A Spanish expression for “play money,” like the kind used in Monopoly, “dinero de mentira” translates to something like “lie-money,” which is a good way of describing what it’s like to use pesos converted from US dollars.
Even though Guanajuato is a tourist city and the capital of the state, prices here are much lower than I am used to. (And I’m from rural Wisconsin, so the cost-of-living there is lower than many places in the U.S.)
To give you a quick idea of the prices here:
- Cappuccino = $30 pesos = $1.50 USD
- Dinner = $50 – $100 = $2.50 – $5.25 USD
- Taxi ride = $50 pesos = $2.50 USD
- Cell phone with unlimited text/calling to U.S./Mexico/ Canada = $100 pesos/month = $6/month
You can see how prices like these could make spending money actually fun. But the danger of this discrepancy in buying power finally hit me the other day, when I left a 30 percent tip on my bill at the coffee shop. My $10 peso tip works out to about 50 cents, but I left feeling like a goddamn saint. How quickly [buying] power corrupts!
I’m not the first foreigner, or the last, to develop a wonky moral compass from a sudden change in currency. A student from my drawing class had a problem with one of her housemates, a young woman from France who got in a dispute with the landlady over the rent. La francesa said that she would only pay 75 percent of the rent for the first month because she moved in during the second week. That argument that would pretty bad even if the rent were steep, but the rent for the month was $2000 pesos. La francesa was so concerned about losing the equivalent of $25 USD that she sacrificed what had otherwise been a genial relationship with her landlady and her roommates. She’s moving out at the end of the month.
Even though the exchange rate is just another reason study abroad in Mexico beats Spain or basically anywhere else in the “developed” world, where the US dollar would be worth about the same or less, you have to think about what this all means.
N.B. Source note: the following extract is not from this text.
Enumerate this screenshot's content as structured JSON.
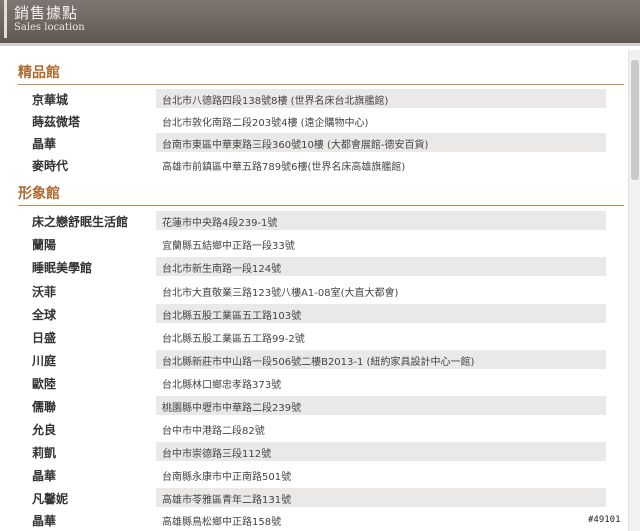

From a world perspective, I’m well-off. I have access to good healthcare, education, transportation, and food/clothing/shelter, plus some disposable income to spare – but in the U.S., I wouldn’t call myself rich. As an example, my ability here to accept my peers’ invitations to go out, to travel, to do all the tourist-y things would be pretty different if we were at home, where I would be considering whether I should save my money.
I am comparatively wealthy here because my money comes from a different economic system. I worked this summer for minimum wage and the money I earned is more than enough for me to do tons of fun stuff all semester, so I’m lucky to be studying in a country where the U.S. minimum wage is an actual living wage. (Really! Such a place exists! I found it! It’s just… not anywhere in the fifty states. ) However, had I worked this summer for the Mexican minimum wage, prices here would be a lot more real. Mexico’s minimum wage is $73.04 pesos, or about $4.00 USD – but that’s per day, not per hour. And that fact sure puts a $2.50 taxi ride into perspective.
Spending has a different meaning for me here, where my funds stretch farther. I don’t have to think as carefully about what I need/want. I can buy things for convenience or simply on a whim. I can spend without any of the usual crushing disappointment that comes with handing over my crumpled bills instead of hoarding for a rainy day.
Everything seems like a good deal here – but of course it does when you’re playing with dinero de mentira. I still have little sense of how Mexicans value the peso and how they interpret prices, but obviously the Mexican economy is no Monopoly board to them. It’s only for the foreigner that everything comes at a great price.